Challenge Team Interim Report
Team Number: 012
School Name: Bosque School
Area of Science: Computer Science
Project Title: Robotic Intervention in Fire Victim Retrieval
Although fire-fighting technology
has consistently reduced the number of structure fires, since 1977, people are
still focused on developing better ways to save human lives in fires. As reported
by the National Fire Protection Association, “3,570 civilian deaths occurred
in 1999, a moderate decrease of 11.5%.” More than 80% of these deaths occur
in the home. The smoke leads to many of the deaths, because it suffocates its
victims. The smoke also inhibits the
firefighters efforts to find victims because it decreases visibility.
Even though firefighters can enter a burning building with oxygen tanks,
they must wait until the smoke clears or they must have expensive thermal imaging
cameras to successfully locate all victims. Firefighters and other personnel
are especially vulnerable when searching for unconscious victims in hazardous
waste disasters. This project focuses on programming and enhancing an autonomous
robot that can quickly locate victims in a fire and alert firefighters with
an audible signal.
Our project is based on the assumption
that the robot is inexpensive to build and can withstand fairly high temperatures.
By equipping the robot with infrared sensors it is not inhibited by poor
visibility due to low light conditions, but we must assume that the infrared
radiation coming from smoke would not interfere with the wavelengths coming
from the victim or the “fire”. The movement of the robot is controlled by proximity
sensors, which must be programmed so that the robot will not miss any areas
within the home. This will require white lines to be placed at each doorway
and that pieces of "furniture" will always be adjacent to one another
and to the wall. Initially a candle will simulate our "fire" so that
sensors can distinguish the difference in electromagnetic radio waves being
emitted from the “fire” and the victim. As we continue to develop our project
we will research methods to overcome this problem.
Progress to date:
First Mrs. Ashmore obtained an example

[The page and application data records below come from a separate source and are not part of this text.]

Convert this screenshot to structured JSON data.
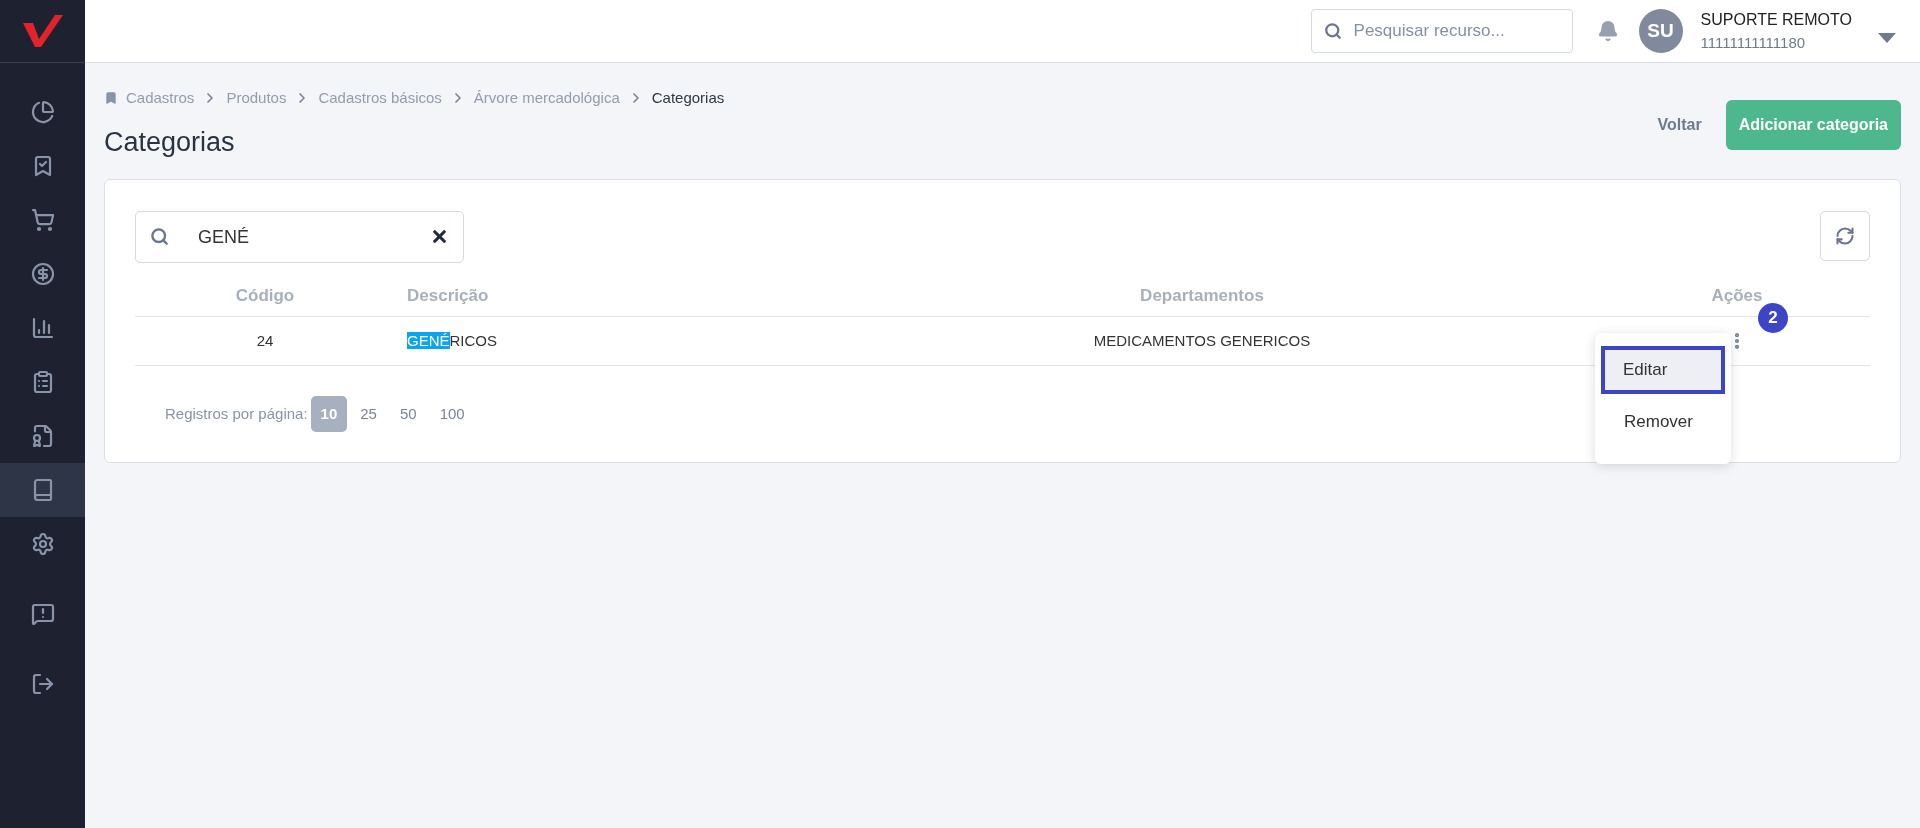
{
  "sidebar": {
    "items": [
      {
        "selected": false
      },
      {
        "selected": false
      },
      {
        "selected": false
      },
      {
        "selected": false
      },
      {
        "selected": false
      },
      {
        "selected": false
      },
      {
        "selected": false
      },
      {
        "selected": true
      },
      {
        "selected": false
      },
      {
        "selected": false
      },
      {
        "selected": false
      }
    ]
  },
  "header": {
    "search": {
      "placeholder": "Pesquisar recurso..."
    },
    "user": {
      "initials": "SU",
      "name": "SUPORTE REMOTO",
      "id": "11111111111180"
    }
  },
  "breadcrumb": [
    "Cadastros",
    "Produtos",
    "Cadastros básicos",
    "Árvore mercadológica",
    "Categorias"
  ],
  "page": {
    "title": "Categorias",
    "back": "Voltar",
    "add": "Adicionar categoria"
  },
  "filter": {
    "value": "GENÉ"
  },
  "table": {
    "columns": [
      "Código",
      "Descrição",
      "Departamentos",
      "Ações"
    ],
    "rows": [
      {
        "code": "24",
        "description_match": "GENÉ",
        "description_rest": "RICOS",
        "department": "MEDICAMENTOS GENERICOS"
      }
    ]
  },
  "pagination": {
    "label": "Registros por página:",
    "sizes": [
      {
        "label": "10",
        "selected": true
      },
      {
        "label": "25",
        "selected": false
      },
      {
        "label": "50",
        "selected": false
      },
      {
        "label": "100",
        "selected": false
      }
    ]
  },
  "menu": {
    "items": [
      {
        "label": "Editar",
        "selected": true
      },
      {
        "label": "Remover",
        "selected": false
      }
    ]
  },
  "step_badge": "2"
}
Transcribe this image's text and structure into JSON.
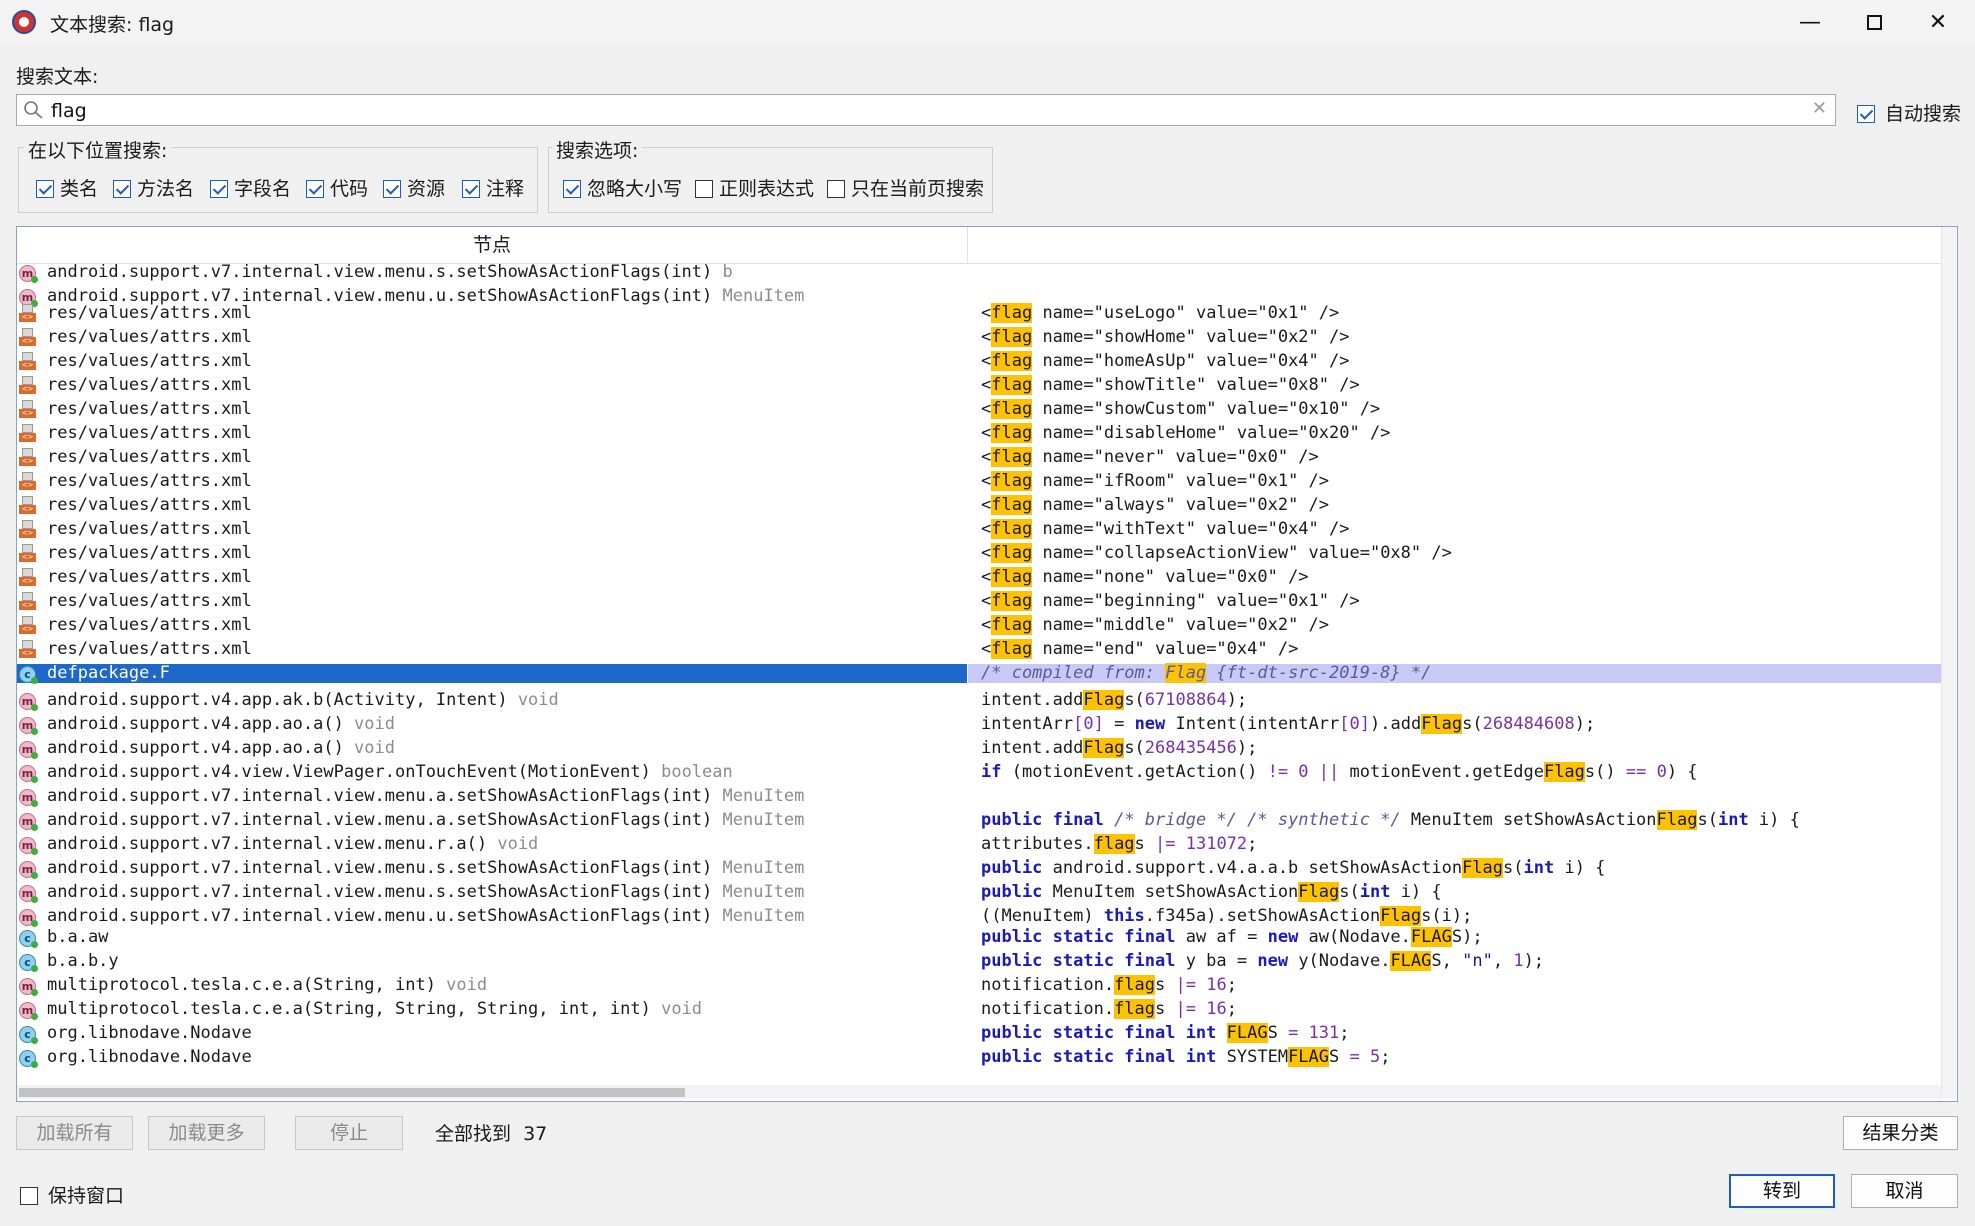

of the robot, built from an inexpensive kit, originally designed by the Robotics
Club at NM Tech from the summer class taught at the Albuquerque Academy.
We met to learn how the robot was built and how to program it.
We started to test the robot to see how the sensors worked and we found
that one of the connections to one of the proximity sensors was loose. In addition we have been collecting background
information and reports, mainly from the Internet, on uses of robots, robotic
design, competitions, the dynamics of fighting fires and statistics on victims.
Recently we visited New Mexico Tech where Dr. Bruder and Dr. Weiderward
discussed many options for our project with us.
Particularly useful is the website they showed us that includes the specific
information on the infrared sensors describing the wavelengths emitted by humans
and fires. We got a copy of the cross compiler for the robot to use at school.
So, right now we have a working robot, aside from a few modifications.
The program is going to be based on a standard search map algorithm, along with
sub blocks for the infrared sensors and the human recognition.
When completed, we expect the robot
will be able to search through a small model of a house and find a simulated
“unconscious human.” We expect that
when we finish the program, it will have a complex search algorithm that allows
the robot to search all portions of the room. The robot also will use the same
algorithm to avoid fire but still get around to check for victims on the other
side of the fire. After we add a sound generator similar to that on a smoke
detector, the robot will stop and emit a sound when it identifies a victim.
To identify a victim, the robot’s infrared sensors will have to be sensitive
enough to differentiate between the electromagnetic energy produced by human
skin and a candle flame.